> **Description of the task**
Set down the entries exactly. No line may differ from its source.
Content starts
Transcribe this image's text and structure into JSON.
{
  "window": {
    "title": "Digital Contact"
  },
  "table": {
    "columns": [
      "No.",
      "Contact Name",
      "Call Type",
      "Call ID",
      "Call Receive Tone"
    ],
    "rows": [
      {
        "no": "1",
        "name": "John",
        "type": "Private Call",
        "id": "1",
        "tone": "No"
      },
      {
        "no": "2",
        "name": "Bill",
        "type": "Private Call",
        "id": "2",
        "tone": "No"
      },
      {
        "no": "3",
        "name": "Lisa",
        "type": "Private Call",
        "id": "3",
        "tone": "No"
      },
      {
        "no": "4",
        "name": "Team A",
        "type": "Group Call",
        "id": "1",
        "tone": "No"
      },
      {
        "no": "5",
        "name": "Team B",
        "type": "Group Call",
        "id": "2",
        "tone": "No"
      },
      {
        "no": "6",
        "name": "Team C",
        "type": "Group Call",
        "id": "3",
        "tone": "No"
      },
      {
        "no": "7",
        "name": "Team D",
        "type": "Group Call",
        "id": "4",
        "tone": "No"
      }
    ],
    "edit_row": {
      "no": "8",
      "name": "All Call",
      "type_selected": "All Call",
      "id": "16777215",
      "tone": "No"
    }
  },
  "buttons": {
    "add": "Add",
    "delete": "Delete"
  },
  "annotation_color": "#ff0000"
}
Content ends
> **Response for this exercise**
Transcribe this image's text and structure into JSON.
{
  "window": {
    "title": "Digital Contact"
  },
  "table": {
    "columns": [
      "No.",
      "Contact Name",
      "Call Type",
      "Call ID",
      "Call Receive Tone"
    ],
    "rows": [
      {
        "no": "1",
        "name": "John",
        "type": "Private Call",
        "id": "1",
        "tone": "No"
      },
      {
        "no": "2",
        "name": "Bill",
        "type": "Private Call",
        "id": "2",
        "tone": "No"
      },
      {
        "no": "3",
        "name": "Lisa",
        "type": "Private Call",
        "id": "3",
        "tone": "No"
      },
      {
        "no": "4",
        "name": "Team A",
        "type": "Group Call",
        "id": "1",
        "tone": "No"
      },
      {
        "no": "5",
        "name": "Team B",
        "type": "Group Call",
        "id": "2",
        "tone": "No"
      },
      {
        "no": "6",
        "name": "Team C",
        "type": "Group Call",
        "id": "3",
        "tone": "No"
      },
      {
        "no": "7",
        "name": "Team D",
        "type": "Group Call",
        "id": "4",
        "tone": "No"
      }
    ],
    "edit_row": {
      "no": "8",
      "name": "All Call",
      "type_selected": "All Call",
      "id": "16777215",
      "tone": "No"
    }
  },
  "buttons": {
    "add": "Add",
    "delete": "Delete"
  },
  "annotation_color": "#ff0000"
}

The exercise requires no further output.